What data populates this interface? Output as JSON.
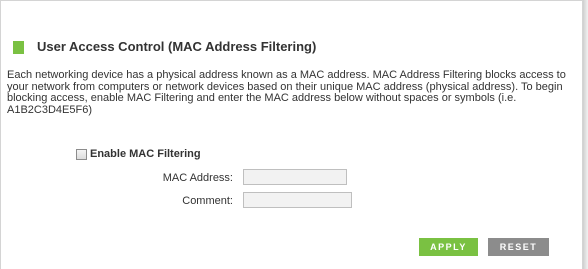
{
  "section": {
    "title": "User Access Control (MAC Address Filtering)",
    "description": "Each networking device has a physical address known as a MAC address. MAC Address Filtering blocks access to your network from computers or network devices based on their unique MAC address (physical address). To begin blocking access, enable MAC Filtering and enter the MAC address below without spaces or symbols (i.e. A1B2C3D4E5F6)"
  },
  "form": {
    "enable_label": "Enable MAC Filtering",
    "enable_checked": false,
    "mac_label": "MAC Address:",
    "mac_value": "",
    "comment_label": "Comment:",
    "comment_value": ""
  },
  "buttons": {
    "apply": "APPLY",
    "reset": "RESET"
  },
  "colors": {
    "accent": "#7ac142",
    "reset_button": "#8c8c8c"
  }
}
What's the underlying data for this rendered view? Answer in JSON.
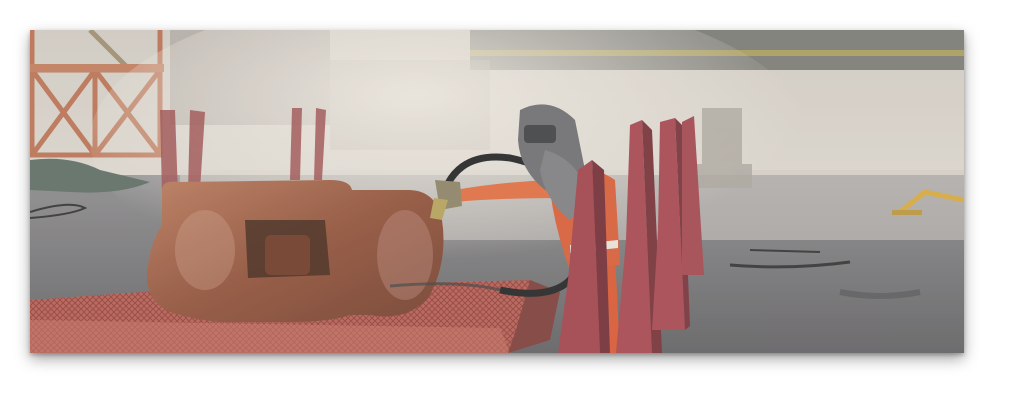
{
  "image": {
    "subject": "sandblasting-worker",
    "colors": {
      "haze": "#d8d4cc",
      "ground": "#6e6e70",
      "rust": "#9a5a3e",
      "steel_red": "#a0444c",
      "coverall": "#d9552e",
      "grating": "#b45a52"
    }
  }
}
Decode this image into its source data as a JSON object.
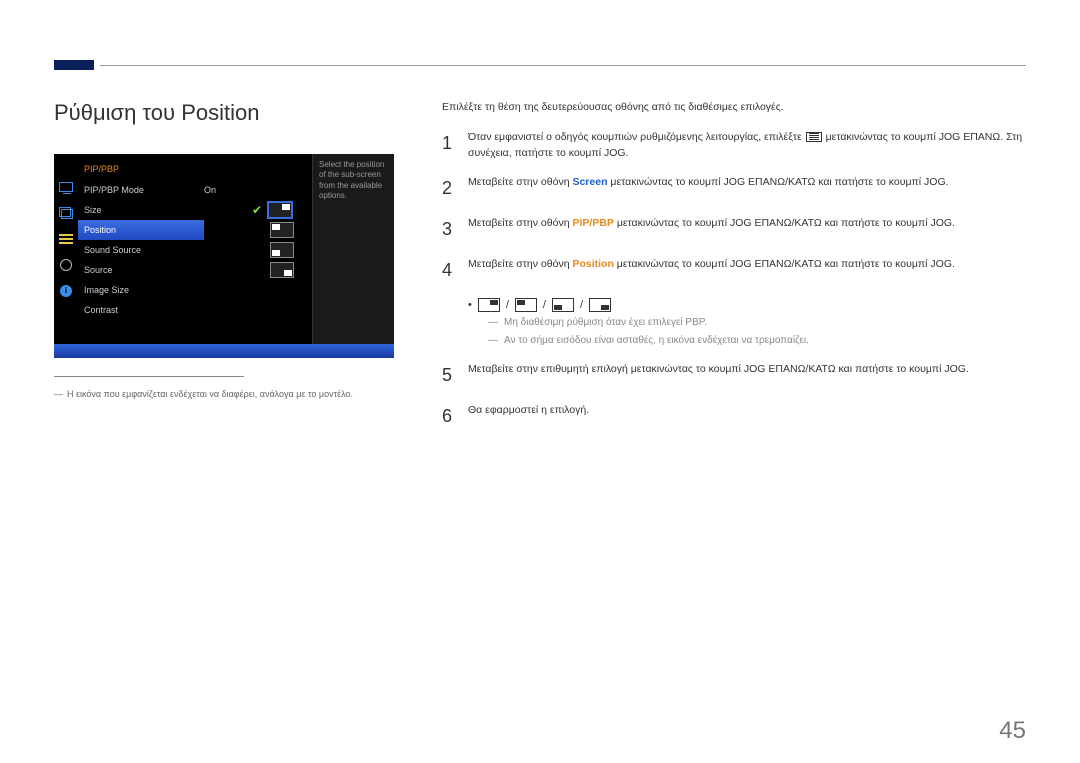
{
  "page_number": "45",
  "heading": "Ρύθμιση του Position",
  "osd": {
    "title": "PIP/PBP",
    "items": [
      {
        "label": "PIP/PBP Mode",
        "value": "On"
      },
      {
        "label": "Size",
        "value": ""
      },
      {
        "label": "Position",
        "value": ""
      },
      {
        "label": "Sound Source",
        "value": ""
      },
      {
        "label": "Source",
        "value": ""
      },
      {
        "label": "Image Size",
        "value": ""
      },
      {
        "label": "Contrast",
        "value": ""
      }
    ],
    "help": "Select the position of the sub-screen from the available options."
  },
  "left_footnote": "Η εικόνα που εμφανίζεται ενδέχεται να διαφέρει, ανάλογα με το μοντέλο.",
  "intro": "Επιλέξτε τη θέση της δευτερεύουσας οθόνης από τις διαθέσιμες επιλογές.",
  "steps": {
    "s1a": "Όταν εμφανιστεί ο οδηγός κουμπιών ρυθμιζόμενης λειτουργίας, επιλέξτε ",
    "s1b": " μετακινώντας το κουμπί JOG ΕΠΑΝΩ. Στη συνέχεια, πατήστε το κουμπί JOG.",
    "s2a": "Μεταβείτε στην οθόνη ",
    "s2_screen": "Screen",
    "s2b": " μετακινώντας το κουμπί JOG ΕΠΑΝΩ/ΚΑΤΩ και πατήστε το κουμπί JOG.",
    "s3a": "Μεταβείτε στην οθόνη ",
    "s3_pip": "PIP/PBP",
    "s3b": " μετακινώντας το κουμπί JOG ΕΠΑΝΩ/ΚΑΤΩ και πατήστε το κουμπί JOG.",
    "s4a": "Μεταβείτε στην οθόνη ",
    "s4_pos": "Position",
    "s4b": " μετακινώντας το κουμπί JOG ΕΠΑΝΩ/ΚΑΤΩ και πατήστε το κουμπί JOG.",
    "s5": "Μεταβείτε στην επιθυμητή επιλογή μετακινώντας το κουμπί JOG ΕΠΑΝΩ/ΚΑΤΩ και πατήστε το κουμπί JOG.",
    "s6": "Θα εφαρμοστεί η επιλογή."
  },
  "subnotes": {
    "n1": "Μη διαθέσιμη ρύθμιση όταν έχει επιλεγεί PBP.",
    "n2": "Αν το σήμα εισόδου είναι ασταθές, η εικόνα ενδέχεται να τρεμοπαίζει."
  },
  "sep": "/"
}
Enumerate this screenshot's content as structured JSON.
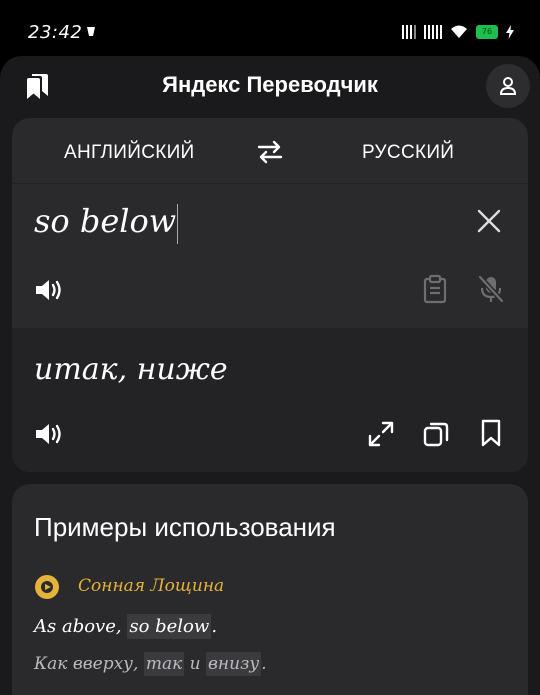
{
  "status_bar": {
    "time": "23:42",
    "battery": "76"
  },
  "header": {
    "title": "Яндекс Переводчик"
  },
  "languages": {
    "source": "АНГЛИЙСКИЙ",
    "target": "РУССКИЙ"
  },
  "input": {
    "text": "so below"
  },
  "output": {
    "text": "итак, ниже"
  },
  "examples": {
    "title": "Примеры использования",
    "items": [
      {
        "source_name": "Сонная Лощина",
        "en_prefix": "As above, ",
        "en_highlight": "so below",
        "en_suffix": ".",
        "ru_prefix": "Как вверху, ",
        "ru_highlight1": "так",
        "ru_middle": " и ",
        "ru_highlight2": "внизу",
        "ru_suffix": "."
      }
    ]
  },
  "colors": {
    "background": "#1a1a1c",
    "card": "#2a2a2d",
    "output_card": "#232326",
    "accent_source": "#e6b33a",
    "battery": "#1fbf4f"
  },
  "icons": {
    "bookmarks": "bookmarks-icon",
    "profile": "profile-icon",
    "swap": "swap-languages-icon",
    "clear": "close-icon",
    "speaker": "speaker-icon",
    "clipboard": "clipboard-icon",
    "mic_off": "mic-off-icon",
    "fullscreen": "fullscreen-icon",
    "copy": "copy-icon",
    "bookmark": "bookmark-icon",
    "source": "film-source-icon"
  }
}
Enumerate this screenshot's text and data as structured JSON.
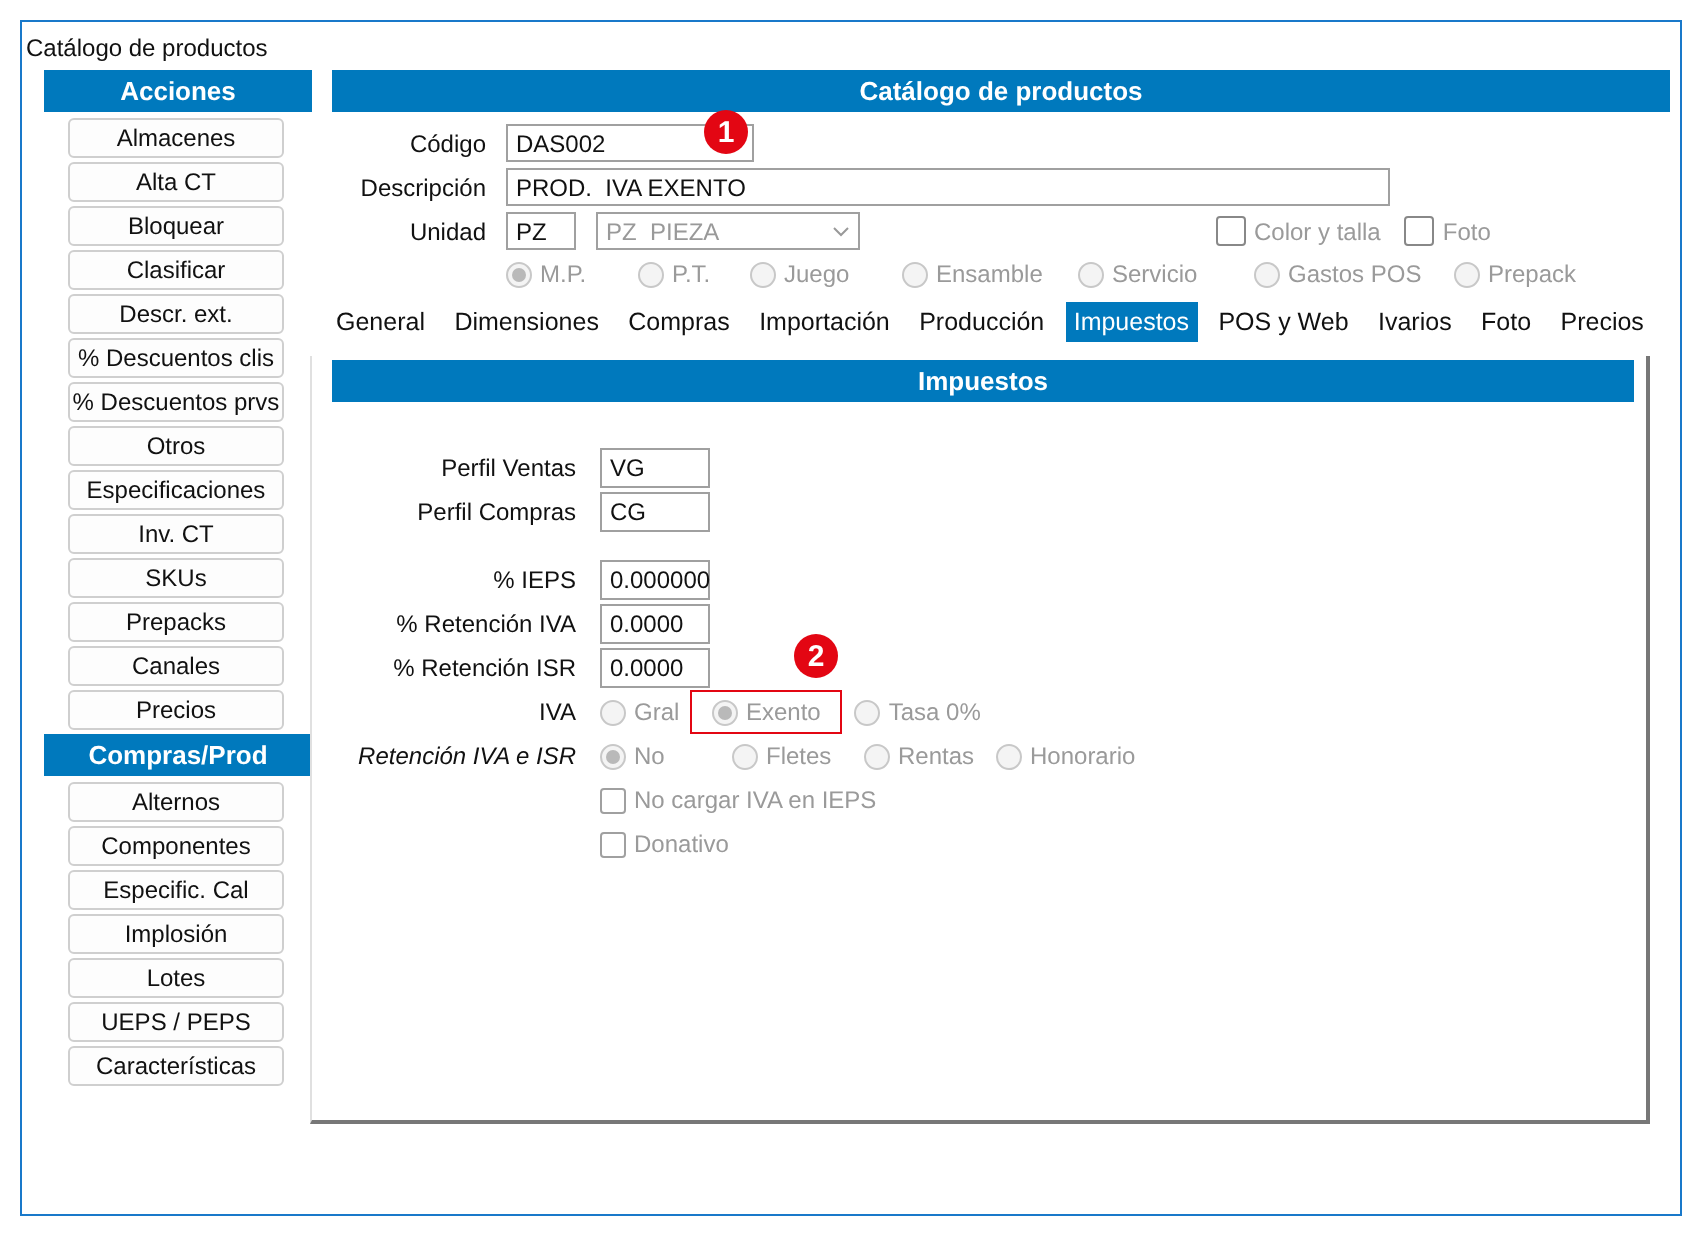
{
  "window": {
    "title": "Catálogo de productos"
  },
  "sidebar": {
    "sections": [
      {
        "title": "Acciones",
        "buttons": [
          "Almacenes",
          "Alta CT",
          "Bloquear",
          "Clasificar",
          "Descr. ext.",
          "%  Descuentos clis",
          "%  Descuentos prvs",
          "Otros",
          "Especificaciones",
          "Inv. CT",
          "SKUs",
          "Prepacks",
          "Canales",
          "Precios"
        ]
      },
      {
        "title": "Compras/Prod",
        "buttons": [
          "Alternos",
          "Componentes",
          "Especific. Cal",
          "Implosión",
          "Lotes",
          "UEPS / PEPS",
          "Características"
        ]
      }
    ]
  },
  "main": {
    "header": "Catálogo de productos",
    "codigo": {
      "label": "Código",
      "value": "DAS002",
      "callout": "1"
    },
    "descripcion": {
      "label": "Descripción",
      "value": "PROD.  IVA EXENTO"
    },
    "unidad": {
      "label": "Unidad",
      "value": "PZ",
      "select": "PZ  PIEZA"
    },
    "checkboxes": [
      {
        "label": "Color y talla",
        "checked": false
      },
      {
        "label": "Foto",
        "checked": false
      }
    ],
    "product_types": [
      {
        "label": "M.P.",
        "selected": true
      },
      {
        "label": "P.T.",
        "selected": false
      },
      {
        "label": "Juego",
        "selected": false
      },
      {
        "label": "Ensamble",
        "selected": false
      },
      {
        "label": "Servicio",
        "selected": false
      },
      {
        "label": "Gastos POS",
        "selected": false
      },
      {
        "label": "Prepack",
        "selected": false
      }
    ],
    "tabs": [
      {
        "label": "General",
        "selected": false
      },
      {
        "label": "Dimensiones",
        "selected": false
      },
      {
        "label": "Compras",
        "selected": false
      },
      {
        "label": "Importación",
        "selected": false
      },
      {
        "label": "Producción",
        "selected": false
      },
      {
        "label": "Impuestos",
        "selected": true
      },
      {
        "label": "POS y Web",
        "selected": false
      },
      {
        "label": "Ivarios",
        "selected": false
      },
      {
        "label": "Foto",
        "selected": false
      },
      {
        "label": "Precios",
        "selected": false
      }
    ]
  },
  "impuestos": {
    "header": "Impuestos",
    "profiles": [
      {
        "label": "Perfil Ventas",
        "value": "VG"
      },
      {
        "label": "Perfil Compras",
        "value": "CG"
      }
    ],
    "rates": [
      {
        "label": "% IEPS",
        "value": "0.000000"
      },
      {
        "label": "% Retención IVA",
        "value": "0.0000"
      },
      {
        "label": "% Retención ISR",
        "value": "0.0000"
      }
    ],
    "iva": {
      "label": "IVA",
      "callout": "2",
      "options": [
        {
          "label": "Gral",
          "selected": false,
          "highlighted": false
        },
        {
          "label": "Exento",
          "selected": true,
          "highlighted": true
        },
        {
          "label": "Tasa 0%",
          "selected": false,
          "highlighted": false
        }
      ]
    },
    "retencion": {
      "label": "Retención IVA e ISR",
      "options": [
        {
          "label": "No",
          "selected": true
        },
        {
          "label": "Fletes",
          "selected": false
        },
        {
          "label": "Rentas",
          "selected": false
        },
        {
          "label": "Honorario",
          "selected": false
        }
      ]
    },
    "checkboxes": [
      {
        "label": "No cargar IVA en IEPS",
        "checked": false
      },
      {
        "label": "Donativo",
        "checked": false
      }
    ]
  }
}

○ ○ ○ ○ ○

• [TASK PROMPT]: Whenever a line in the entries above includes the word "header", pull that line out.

• [SOLUTION TO THIS EXERCISE]:
  "header": {
    "header": "Catálogo de productos",
    "header": "Impuestos",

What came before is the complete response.